Jesuit Social Services CEO Julie Edwards recently spoke at a seminar, held at Newman College in the University of Melbourne, to celebrate the first five years of Pope Francis’s ministry.

Jesuit Social Services CEO Julie Edwards (centre) and speakers at the seminar

Julie joined Cardinal Charles Bo SDB (Archbishop of Yangon, Myanmar) and leading Australian theologians and community leaders including Kevin Meese (Catholic Mission), Dr Frank Moloney SDB (Catholic Theological College) and Dr Bruce Duncan CSsR (Yarra Theological Union), to celebrate Pope Francis’s pastoral vision of mercy, justice, love and care.

Julie spoke specifically about Pope Francis and migration issues, highlighting that Pope Francis’ pastoral attention towards concern for migrants and refugees has provided valuable moral leadership and drawn the international community’s attention to its responsibility to care for our most vulnerable people.

She spoke about Pope Francis’s message for 2018 world day of migrants and refugees, which reminds us that migrants and refugees constitute the most vulnerable members of our communities; as marginalised strangers, they deserve privileged attention on account of our faith.

Julie’s address also drew on how five years of Pope Francis’s papacy has coincided with five years of increasingly punitive measures against newly-arrived migrants, refugees and people seeking asylum here in Australia.

“It is clear we have a long way to go to improve our care for those refugees and people seeking asylum that have travelled to our land by irregular means,” she said.

“Australia continues to place the lives of these refugees and people seeking asylum indefinitely on hold, whether that be offshore in regional processing countries or on temporary protection visas in Australia.

“People seeking asylum in our communities are facing arbitrary cuts in their accommodation and welfare support, leaving many to face destitution and potentially overwhelming our charities and community sector.

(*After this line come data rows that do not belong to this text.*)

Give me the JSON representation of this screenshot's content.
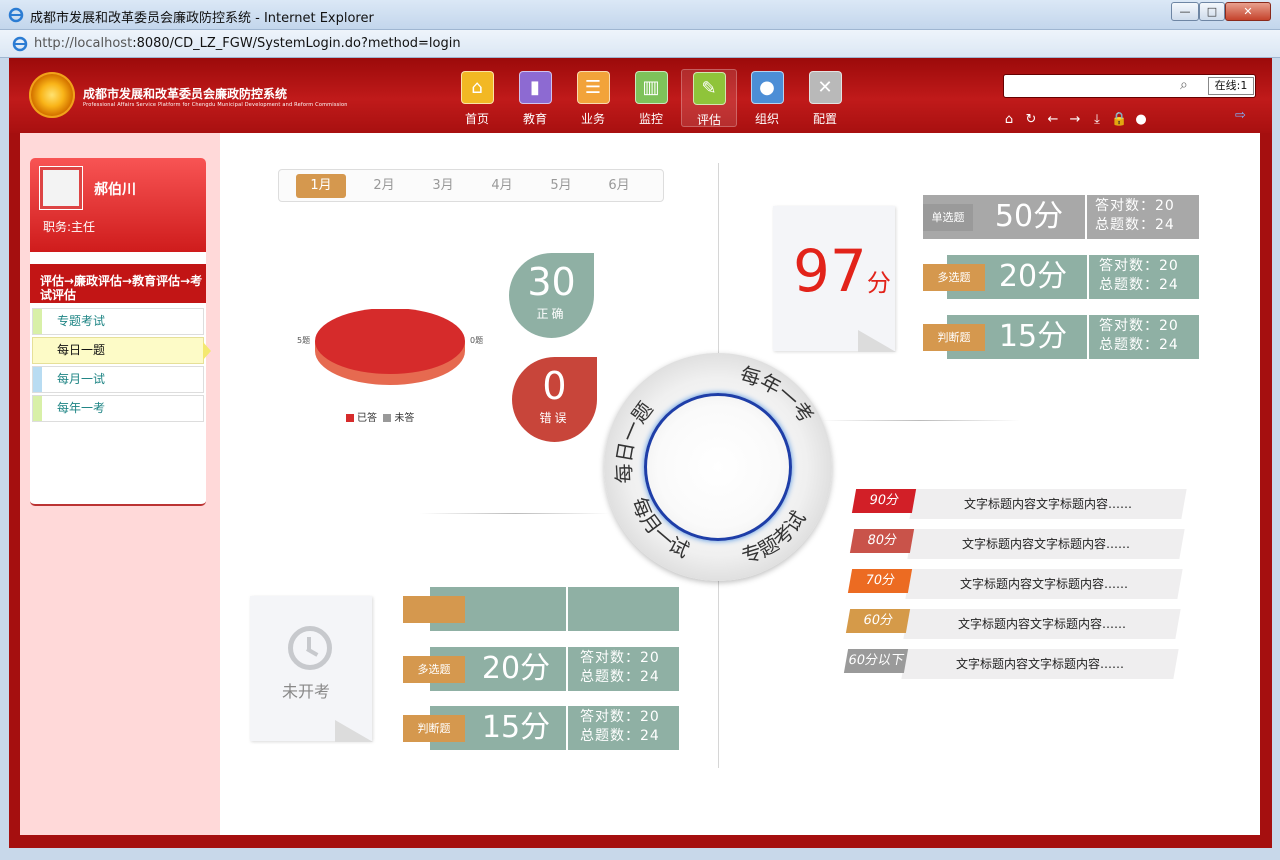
{
  "window": {
    "title": "成都市发展和改革委员会廉政防控系统 - Internet Explorer",
    "url_host": "http://localhost",
    "url_path": ":8080/CD_LZ_FGW/SystemLogin.do?method=login",
    "min_label": "—",
    "max_label": "□",
    "close_label": "✕"
  },
  "header": {
    "title_cn": "成都市发展和改革委员会廉政防控系统",
    "title_en": "Professional Affairs Service Platform for Chengdu Municipal Development and Reform Commission",
    "nav": [
      {
        "label": "首页",
        "icon": "home-icon",
        "glyph": "⌂",
        "color": "#f2b824"
      },
      {
        "label": "教育",
        "icon": "book-icon",
        "glyph": "▮",
        "color": "#8d6ad2"
      },
      {
        "label": "业务",
        "icon": "list-icon",
        "glyph": "☰",
        "color": "#f2a33a"
      },
      {
        "label": "监控",
        "icon": "chart-icon",
        "glyph": "▥",
        "color": "#7ec25a"
      },
      {
        "label": "评估",
        "icon": "edit-icon",
        "glyph": "✎",
        "color": "#8fc43a"
      },
      {
        "label": "组织",
        "icon": "user-icon",
        "glyph": "●",
        "color": "#4c8ed6"
      },
      {
        "label": "配置",
        "icon": "tools-icon",
        "glyph": "✕",
        "color": "#b9b9b9"
      }
    ],
    "search_placeholder": "",
    "online_label": "在线:1",
    "tools": [
      "⌂",
      "↻",
      "←",
      "→",
      "⤓",
      "🔒",
      "●"
    ],
    "exit_glyph": "⇨"
  },
  "sidebar": {
    "name": "郝伯川",
    "role": "职务:主任",
    "breadcrumb": "评估→廉政评估→教育评估→考试评估",
    "menu": [
      {
        "label": "专题考试"
      },
      {
        "label": "每日一题"
      },
      {
        "label": "每月一试"
      },
      {
        "label": "每年一考"
      }
    ]
  },
  "months": [
    "1月",
    "2月",
    "3月",
    "4月",
    "5月",
    "6月"
  ],
  "pie": {
    "left_label": "5题",
    "right_label": "0题",
    "legend": [
      {
        "label": "已答",
        "color": "#d62b2b"
      },
      {
        "label": "未答",
        "color": "#999999"
      }
    ]
  },
  "correct": {
    "value": "30",
    "label": "正确"
  },
  "wrong": {
    "value": "0",
    "label": "错误"
  },
  "total_score": {
    "value": "97",
    "unit": "分"
  },
  "results": [
    {
      "type": "单选题",
      "score": "50分",
      "correct": "答对数：20",
      "total": "总题数：24"
    },
    {
      "type": "多选题",
      "score": "20分",
      "correct": "答对数：20",
      "total": "总题数：24"
    },
    {
      "type": "判断题",
      "score": "15分",
      "correct": "答对数：20",
      "total": "总题数：24"
    }
  ],
  "ring_labels": {
    "daily": "每日一题",
    "yearly": "每年一考",
    "monthly": "每月一试",
    "special": "专题考试"
  },
  "ranking": [
    {
      "badge": "90分",
      "color": "#d21f27",
      "text": "文字标题内容文字标题内容……"
    },
    {
      "badge": "80分",
      "color": "#c9534a",
      "text": "文字标题内容文字标题内容……"
    },
    {
      "badge": "70分",
      "color": "#ec6b22",
      "text": "文字标题内容文字标题内容……"
    },
    {
      "badge": "60分",
      "color": "#d59a49",
      "text": "文字标题内容文字标题内容……"
    },
    {
      "badge": "60分以下",
      "color": "#9a9a9a",
      "text": "文字标题内容文字标题内容……"
    }
  ],
  "pending": {
    "label": "未开考",
    "rows": [
      {
        "type": "",
        "score": "",
        "correct": "",
        "total": ""
      },
      {
        "type": "多选题",
        "score": "20分",
        "correct": "答对数：20",
        "total": "总题数：24"
      },
      {
        "type": "判断题",
        "score": "15分",
        "correct": "答对数：20",
        "total": "总题数：24"
      }
    ]
  }
}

“Like Pope Francis, we should be questioning how much we weep for the human tragedy happening before us among the ‘strangers in our land’.”